→ **Requirement**:
Copy out the data below verbatim.

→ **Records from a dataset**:
[Start of Attachment]
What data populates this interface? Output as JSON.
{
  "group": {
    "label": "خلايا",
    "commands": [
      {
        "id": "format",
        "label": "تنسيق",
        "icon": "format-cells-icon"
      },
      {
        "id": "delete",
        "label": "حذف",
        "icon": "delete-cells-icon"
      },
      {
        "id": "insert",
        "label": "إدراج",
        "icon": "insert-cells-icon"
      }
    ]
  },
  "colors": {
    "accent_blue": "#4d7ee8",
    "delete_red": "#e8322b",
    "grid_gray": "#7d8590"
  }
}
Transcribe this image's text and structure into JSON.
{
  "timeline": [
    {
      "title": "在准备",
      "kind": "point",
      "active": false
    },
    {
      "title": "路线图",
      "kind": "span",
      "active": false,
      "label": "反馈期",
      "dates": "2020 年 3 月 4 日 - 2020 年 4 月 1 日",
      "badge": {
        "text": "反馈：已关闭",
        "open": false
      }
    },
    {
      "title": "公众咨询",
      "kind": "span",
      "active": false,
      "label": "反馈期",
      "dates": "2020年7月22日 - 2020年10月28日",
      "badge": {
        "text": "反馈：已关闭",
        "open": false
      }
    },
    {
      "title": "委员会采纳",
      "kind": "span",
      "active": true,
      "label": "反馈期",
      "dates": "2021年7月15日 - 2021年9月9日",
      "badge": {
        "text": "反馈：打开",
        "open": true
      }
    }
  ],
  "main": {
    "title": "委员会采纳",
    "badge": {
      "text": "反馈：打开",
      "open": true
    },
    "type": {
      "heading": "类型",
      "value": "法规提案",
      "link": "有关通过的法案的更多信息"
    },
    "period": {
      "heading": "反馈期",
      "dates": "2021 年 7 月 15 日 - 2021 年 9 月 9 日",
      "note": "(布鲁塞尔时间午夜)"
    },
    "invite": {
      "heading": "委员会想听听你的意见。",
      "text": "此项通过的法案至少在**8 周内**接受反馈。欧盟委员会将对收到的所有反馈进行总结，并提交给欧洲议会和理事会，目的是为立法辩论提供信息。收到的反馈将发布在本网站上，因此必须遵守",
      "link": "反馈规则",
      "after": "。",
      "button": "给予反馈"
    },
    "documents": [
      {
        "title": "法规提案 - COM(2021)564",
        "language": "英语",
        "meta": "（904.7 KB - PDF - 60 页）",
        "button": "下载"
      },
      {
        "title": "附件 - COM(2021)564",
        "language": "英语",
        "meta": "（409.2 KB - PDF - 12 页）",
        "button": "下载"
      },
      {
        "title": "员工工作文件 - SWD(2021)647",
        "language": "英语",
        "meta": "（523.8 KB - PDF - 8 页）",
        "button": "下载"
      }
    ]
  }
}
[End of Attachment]
→ **Answer area**:
What data populates this interface? Output as JSON.
{
  "group": {
    "label": "خلايا",
    "commands": [
      {
        "id": "format",
        "label": "تنسيق",
        "icon": "format-cells-icon"
      },
      {
        "id": "delete",
        "label": "حذف",
        "icon": "delete-cells-icon"
      },
      {
        "id": "insert",
        "label": "إدراج",
        "icon": "insert-cells-icon"
      }
    ]
  },
  "colors": {
    "accent_blue": "#4d7ee8",
    "delete_red": "#e8322b",
    "grid_gray": "#7d8590"
  }
}
Transcribe this image's text and structure into JSON.
{
  "timeline": [
    {
      "title": "在准备",
      "kind": "point",
      "active": false
    },
    {
      "title": "路线图",
      "kind": "span",
      "active": false,
      "label": "反馈期",
      "dates": "2020 年 3 月 4 日 - 2020 年 4 月 1 日",
      "badge": {
        "text": "反馈：已关闭",
        "open": false
      }
    },
    {
      "title": "公众咨询",
      "kind": "span",
      "active": false,
      "label": "反馈期",
      "dates": "2020年7月22日 - 2020年10月28日",
      "badge": {
        "text": "反馈：已关闭",
        "open": false
      }
    },
    {
      "title": "委员会采纳",
      "kind": "span",
      "active": true,
      "label": "反馈期",
      "dates": "2021年7月15日 - 2021年9月9日",
      "badge": {
        "text": "反馈：打开",
        "open": true
      }
    }
  ],
  "main": {
    "title": "委员会采纳",
    "badge": {
      "text": "反馈：打开",
      "open": true
    },
    "type": {
      "heading": "类型",
      "value": "法规提案",
      "link": "有关通过的法案的更多信息"
    },
    "period": {
      "heading": "反馈期",
      "dates": "2021 年 7 月 15 日 - 2021 年 9 月 9 日",
      "note": "(布鲁塞尔时间午夜)"
    },
    "invite": {
      "heading": "委员会想听听你的意见。",
      "text": "此项通过的法案至少在**8 周内**接受反馈。欧盟委员会将对收到的所有反馈进行总结，并提交给欧洲议会和理事会，目的是为立法辩论提供信息。收到的反馈将发布在本网站上，因此必须遵守",
      "link": "反馈规则",
      "after": "。",
      "button": "给予反馈"
    },
    "documents": [
      {
        "title": "法规提案 - COM(2021)564",
        "language": "英语",
        "meta": "（904.7 KB - PDF - 60 页）",
        "button": "下载"
      },
      {
        "title": "附件 - COM(2021)564",
        "language": "英语",
        "meta": "（409.2 KB - PDF - 12 页）",
        "button": "下载"
      },
      {
        "title": "员工工作文件 - SWD(2021)647",
        "language": "英语",
        "meta": "（523.8 KB - PDF - 8 页）",
        "button": "下载"
      }
    ]
  }
}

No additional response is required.